I was amazed to learn how Chinese culture extends to various indigenous cultures that are not as well known as the dominant Han people. Yunnan is home to many of ethnic minority groups. These consist of a fraction of a percent of the 1.4 billion people who are Chinese.
Doubting that I would ever embark on a months'-long trek into the jungles and live along the tribes, I was lucky to get a chance to visit Kunming's ethnic village park. It is less of an amusement park and more of a mock village and museum where people from the various ethnic groups welcome tourists. The most cynical tourist would equate this to a human petting zoo. But I chose to see this as a great educational opportunity that I'd be foolish to miss.
Here you can try specialty snacks, try their wine or tea, tour a model home, and chat with tribes' members to learn whatever you can with however much Chinese you know. English was not spoken. And of course, you can take as many pictures as you like.
I was glad that I was not with a large tour group. I could have gotten lost in a place like this for three days. And as it turned out, I did return here on the last leg of my trip.

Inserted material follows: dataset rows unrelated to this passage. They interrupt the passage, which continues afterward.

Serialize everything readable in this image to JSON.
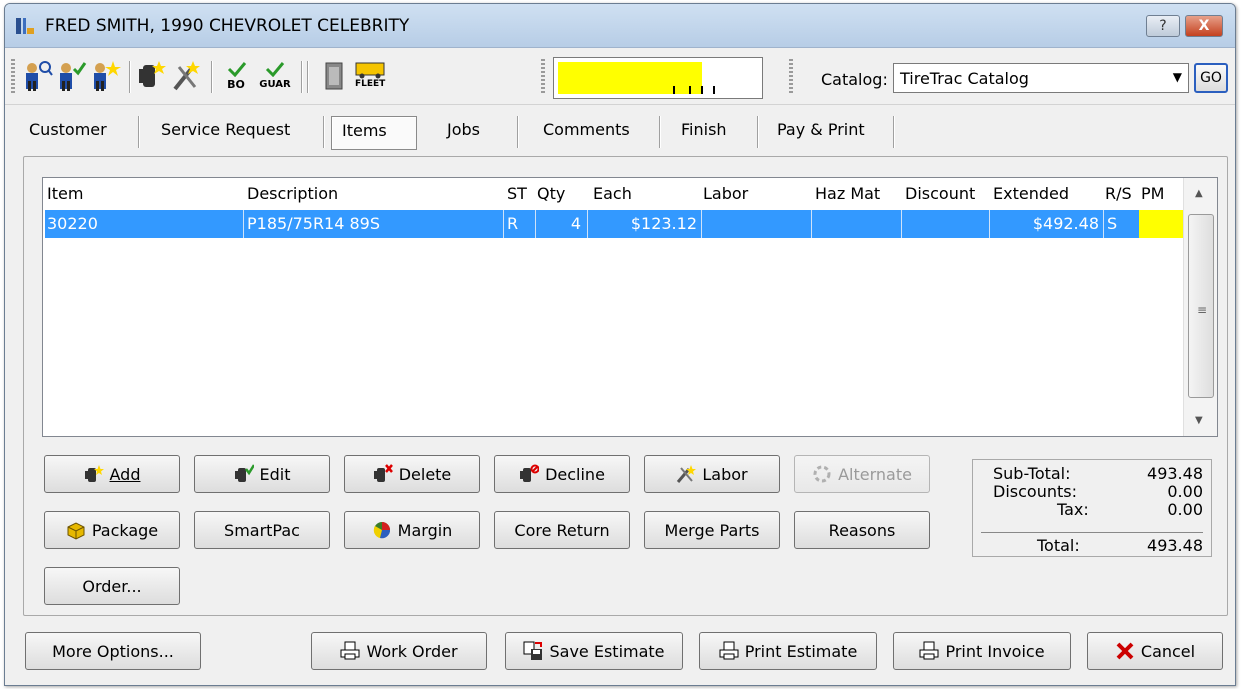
{
  "window": {
    "title": "FRED SMITH, 1990 CHEVROLET CELEBRITY",
    "help_label": "?",
    "close_label": "X"
  },
  "toolbar": {
    "icons": [
      "customer-lookup-icon",
      "customer-check-icon",
      "customer-add-icon",
      "item-add-icon",
      "labor-icon",
      "backorder-icon",
      "guarantee-icon",
      "document-icon",
      "fleet-icon"
    ],
    "bo_label": "BO",
    "guar_label": "GUAR",
    "fleet_label": "FLEET",
    "gauge_level": 0.72,
    "catalog_label": "Catalog:",
    "catalog_value": "TireTrac Catalog",
    "go_label": "GO"
  },
  "tabs": [
    "Customer",
    "Service Request",
    "Items",
    "Jobs",
    "Comments",
    "Finish",
    "Pay & Print"
  ],
  "active_tab": "Items",
  "grid": {
    "columns": [
      "Item",
      "Description",
      "ST",
      "Qty",
      "Each",
      "Labor",
      "Haz Mat",
      "Discount",
      "Extended",
      "R/S",
      "PM"
    ],
    "rows": [
      {
        "item": "30220",
        "description": "P185/75R14 89S",
        "st": "R",
        "qty": "4",
        "each": "$123.12",
        "labor": "",
        "haz_mat": "",
        "discount": "",
        "extended": "$492.48",
        "rs": "S",
        "pm": ""
      }
    ]
  },
  "buttons": {
    "add": "Add",
    "edit": "Edit",
    "delete": "Delete",
    "decline": "Decline",
    "labor": "Labor",
    "alternate": "Alternate",
    "package": "Package",
    "smartpac": "SmartPac",
    "margin": "Margin",
    "core_return": "Core Return",
    "merge_parts": "Merge Parts",
    "reasons": "Reasons",
    "order": "Order..."
  },
  "totals": {
    "subtotal_label": "Sub-Total:",
    "subtotal": "493.48",
    "discounts_label": "Discounts:",
    "discounts": "0.00",
    "tax_label": "Tax:",
    "tax": "0.00",
    "total_label": "Total:",
    "total": "493.48"
  },
  "footer": {
    "more_options": "More Options...",
    "work_order": "Work Order",
    "save_estimate": "Save Estimate",
    "print_estimate": "Print Estimate",
    "print_invoice": "Print Invoice",
    "cancel": "Cancel"
  },
  "colors": {
    "selection": "#3399ff",
    "highlight_yellow": "#ffff00",
    "cancel_x": "#cc0000"
  }
}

I would sit and drink tea and just enjoy the late morning. I watched how each tribal group prepared tea in a different and interesting way. I was not worried about trying to see everything that the park had to offer. I was interested in trying to have an authentic experience in a place that clearly was not authentic...except for the fact that these were real people who were really interested in sharing a little hospitality.

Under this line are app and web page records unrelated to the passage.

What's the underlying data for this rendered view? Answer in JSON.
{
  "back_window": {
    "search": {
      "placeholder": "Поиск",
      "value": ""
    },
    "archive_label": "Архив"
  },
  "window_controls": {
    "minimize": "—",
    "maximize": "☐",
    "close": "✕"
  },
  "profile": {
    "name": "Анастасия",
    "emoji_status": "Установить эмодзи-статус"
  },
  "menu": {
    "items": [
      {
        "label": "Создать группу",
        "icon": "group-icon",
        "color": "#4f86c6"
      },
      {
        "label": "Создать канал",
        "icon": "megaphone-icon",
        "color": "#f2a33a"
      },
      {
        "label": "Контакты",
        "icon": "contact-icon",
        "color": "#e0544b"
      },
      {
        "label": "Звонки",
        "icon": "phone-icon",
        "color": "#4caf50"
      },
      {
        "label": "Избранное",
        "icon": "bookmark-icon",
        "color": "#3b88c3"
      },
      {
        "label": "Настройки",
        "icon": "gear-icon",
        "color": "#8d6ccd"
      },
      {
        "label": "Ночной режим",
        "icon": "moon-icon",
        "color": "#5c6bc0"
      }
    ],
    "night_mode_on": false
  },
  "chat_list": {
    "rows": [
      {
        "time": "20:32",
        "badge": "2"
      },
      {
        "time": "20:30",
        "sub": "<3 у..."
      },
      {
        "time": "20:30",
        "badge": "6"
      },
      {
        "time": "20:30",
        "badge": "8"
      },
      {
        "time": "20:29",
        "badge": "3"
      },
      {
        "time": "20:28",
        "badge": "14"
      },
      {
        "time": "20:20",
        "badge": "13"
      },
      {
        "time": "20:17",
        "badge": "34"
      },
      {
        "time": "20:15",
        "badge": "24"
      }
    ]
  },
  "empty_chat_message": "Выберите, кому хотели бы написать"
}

There were just about as many ways to make tea as there were different villages. At the Tibetan village, I got to try yak butter tea. It had a sour taste rescued only by generous heaps of sugar. They also had peanut tea with crushed peanuts mixed with milk.
One of my favorite experiences in China during my study abroad in 1999 was visiting Hangzhou and drinking tea on a farm in their tasting room on a cool rainy autumn day. As a poor student who was not eating much and trying to take in as much of the experience in China as possible, I savored that experience and the taste of the perfumed taste of that Dragon Well Tea. I loved drinking tea and in the five years I had worked in China before the Yunnan trip, I had been given so many different types of tea as gifts that I knew the differences between the major types. My favorite tea at the time was Pu'er tea which is the type that comes from Yunnan. Fermented until black and pounded with a stone into a disk weighing 250g, Pu'er tea looks more like something from a jungle heroin operation and not so much from a tea farm. It has always been packed that way to endure long travel out of the rugged mountains of Yunnan and reach the far corners of Asia where delicate teas have no business--Mongolia, Tibet, and the Steppe.

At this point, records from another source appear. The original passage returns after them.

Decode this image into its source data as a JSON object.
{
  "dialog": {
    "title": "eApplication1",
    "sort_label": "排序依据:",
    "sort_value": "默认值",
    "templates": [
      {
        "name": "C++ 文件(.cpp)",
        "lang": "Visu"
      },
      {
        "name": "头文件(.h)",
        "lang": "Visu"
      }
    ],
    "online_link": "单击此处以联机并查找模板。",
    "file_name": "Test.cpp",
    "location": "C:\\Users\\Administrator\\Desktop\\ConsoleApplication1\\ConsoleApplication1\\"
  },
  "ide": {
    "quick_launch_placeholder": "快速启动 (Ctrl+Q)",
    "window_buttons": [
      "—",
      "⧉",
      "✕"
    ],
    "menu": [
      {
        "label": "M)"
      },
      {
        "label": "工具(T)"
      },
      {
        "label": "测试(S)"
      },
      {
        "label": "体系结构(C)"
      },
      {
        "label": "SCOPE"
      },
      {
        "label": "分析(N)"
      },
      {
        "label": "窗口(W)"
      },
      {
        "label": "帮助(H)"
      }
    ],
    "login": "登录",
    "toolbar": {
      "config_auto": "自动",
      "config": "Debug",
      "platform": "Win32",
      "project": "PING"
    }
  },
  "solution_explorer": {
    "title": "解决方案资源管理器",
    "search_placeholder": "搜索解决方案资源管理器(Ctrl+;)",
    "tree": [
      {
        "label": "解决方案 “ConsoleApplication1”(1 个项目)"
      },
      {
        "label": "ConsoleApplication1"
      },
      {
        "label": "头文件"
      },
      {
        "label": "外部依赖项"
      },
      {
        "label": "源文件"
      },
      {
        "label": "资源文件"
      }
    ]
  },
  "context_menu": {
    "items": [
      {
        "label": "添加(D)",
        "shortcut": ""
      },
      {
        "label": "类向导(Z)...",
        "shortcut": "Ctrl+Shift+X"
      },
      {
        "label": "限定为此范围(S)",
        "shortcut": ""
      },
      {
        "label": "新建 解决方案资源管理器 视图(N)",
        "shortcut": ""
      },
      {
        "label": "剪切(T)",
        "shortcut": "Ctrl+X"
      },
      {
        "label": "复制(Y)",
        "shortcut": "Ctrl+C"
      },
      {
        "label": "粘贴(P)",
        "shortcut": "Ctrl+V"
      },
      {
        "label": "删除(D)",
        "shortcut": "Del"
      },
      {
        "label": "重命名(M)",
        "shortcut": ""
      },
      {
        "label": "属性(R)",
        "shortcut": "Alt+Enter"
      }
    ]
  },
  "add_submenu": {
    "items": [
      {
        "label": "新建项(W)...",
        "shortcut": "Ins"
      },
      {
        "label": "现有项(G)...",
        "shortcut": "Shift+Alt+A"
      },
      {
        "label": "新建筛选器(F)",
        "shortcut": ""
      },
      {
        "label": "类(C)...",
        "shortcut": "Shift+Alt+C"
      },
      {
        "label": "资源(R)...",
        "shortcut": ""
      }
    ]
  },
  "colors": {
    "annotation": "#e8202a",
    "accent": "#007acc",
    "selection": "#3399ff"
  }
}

Where most teas can be steeped 3 to 5 times with boiled water that had been allowed to cool for 5 minutes. Pu'er tea can be added to a roiling cauldron over a fire. For a cup of tea, the leaves can be reused 10 to 15 times. It is a good all-day cup of tea. Pu'er has a richer, earthier taste than most teas and is low in caffeine.